>>> type(42)
<class 'int'>


The name of the function is type. The expression in parentheses is called the argument of the function. The result, for this function, is the type of the argument.

It is common to say that a function “takes” an argument and “returns” a result. The result is also called the return value.

Python provides functions that convert values from one type to another. The int function takes any value and converts it to an integer, if it can, or complains otherwise:

>>> int('32')
32
>>> int('Hello')
ValueError: invalid literal for int(): Hello


int can convert floating-point values to integers, but it doesn’t round off; it chops off the fraction part:

>>> int(3.99999)
3
>>> int(-2.3)
-2


float converts integers and strings to floating-point numbers:

>>> float(32)
32.0
>>> float('3.14159')
3.14159


Finally, str converts its argument to a string:

>>> str(32)
'32'
>>> str(3.14159)
'3.14159'
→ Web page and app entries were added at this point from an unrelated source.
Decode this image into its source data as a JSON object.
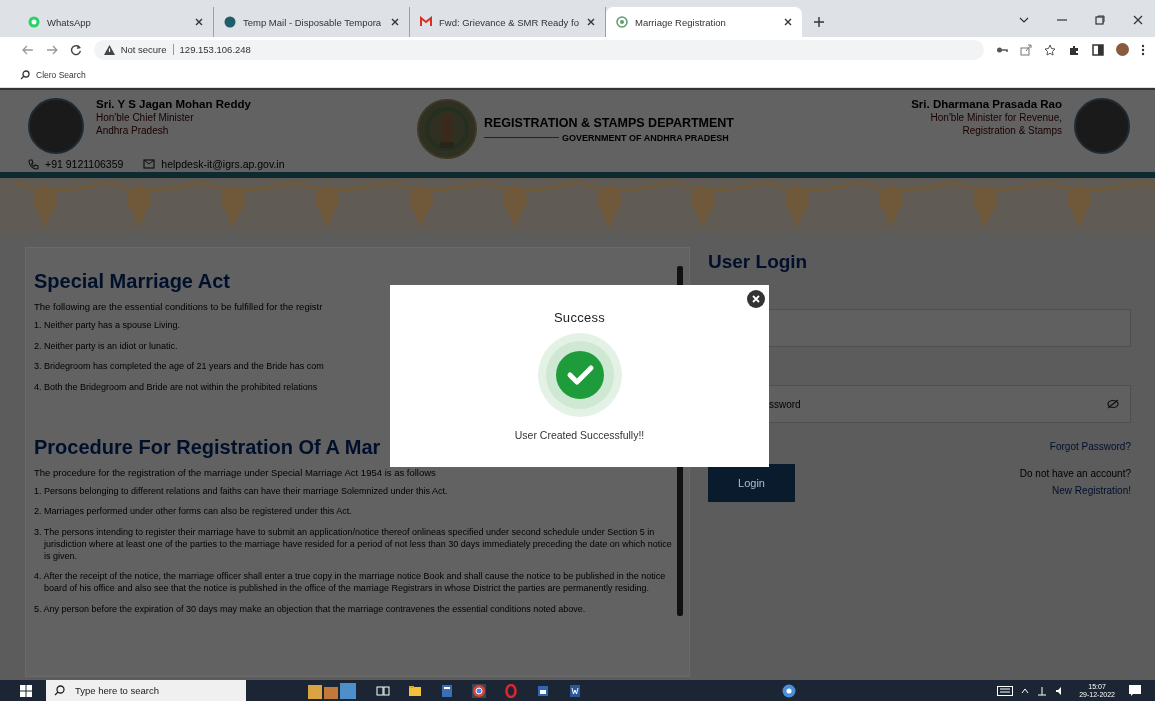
{
  "browser": {
    "tabs": [
      {
        "title": "WhatsApp",
        "kind": "chat",
        "selected": false
      },
      {
        "title": "Temp Mail - Disposable Tempora",
        "kind": "circle",
        "selected": false
      },
      {
        "title": "Fwd: Grievance & SMR Ready fo",
        "kind": "mail",
        "selected": false
      },
      {
        "title": "Marriage Registration",
        "kind": "globe",
        "selected": true
      }
    ],
    "security": "Not secure",
    "url": "129.153.106.248",
    "bookmarks": [
      "Clero Search"
    ]
  },
  "header": {
    "left_person": {
      "name": "Sri. Y S Jagan Mohan Reddy",
      "lines": [
        "Hon'ble Chief Minister",
        "Andhra Pradesh"
      ]
    },
    "phone": "+91 9121106359",
    "email": "helpdesk-it@igrs.ap.gov.in",
    "department": {
      "title": "REGISTRATION & STAMPS DEPARTMENT",
      "subtitle": "GOVERNMENT OF ANDHRA PRADESH"
    },
    "right_person": {
      "name": "Sri. Dharmana Prasada Rao",
      "lines": [
        "Hon'ble Minister for Revenue,",
        "Registration & Stamps"
      ]
    }
  },
  "info": [
    {
      "heading": "Special Marriage Act",
      "intro": "The following are the essential conditions to be fulfilled for the registr",
      "items": [
        "1. Neither party has a spouse Living.",
        "2. Neither party is an idiot or lunatic.",
        "3. Bridegroom has completed the age of 21 years and the Bride has com",
        "4. Both the Bridegroom and Bride are not within the prohibited relations"
      ]
    },
    {
      "heading": "Procedure For Registration Of A Mar",
      "intro": "The procedure for the registration of the marriage under Special Marriage Act 1954 is as follows",
      "items": [
        "1. Persons belonging to different relations and faiths can have their marriage Solemnized under this Act.",
        "2. Marriages performed under other forms can also be registered under this Act.",
        "3. The persons intending to register their marriage have to submit an application/notice thereof onlineas specified under second schedule under Section 5 in jurisdiction where at least one of the parties to the marriage have resided for a period of not less than 30 days immediately preceding the date on which notice is given.",
        "4. After the receipt of the notice, the marriage officer shall enter a true copy in the marriage notice Book and shall cause the notice to be published in the notice board of his office and also see that the notice is published in the office of the marriage Registrars in whose District the parties are permanently residing.",
        "5. Any person before the expiration of 30 days may make an objection that the marriage contravenes the essential conditions noted above."
      ]
    }
  ],
  "login": {
    "title": "User Login",
    "password_placeholder": "ssword",
    "forgot": "Forgot Password?",
    "button": "Login",
    "no_account": "Do not have an account?",
    "register": "New Registration!"
  },
  "modal": {
    "title": "Success",
    "message": "User Created Successfully!!"
  },
  "taskbar": {
    "search_placeholder": "Type here to search",
    "time": "15:07",
    "date": "29-12-2022"
  }
}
This page titled 3.1: Function calls is shared under a CC BY-NC 3.0 license and was authored, remixed, and/or curated by Allen B. Downey (Green Tea Press) .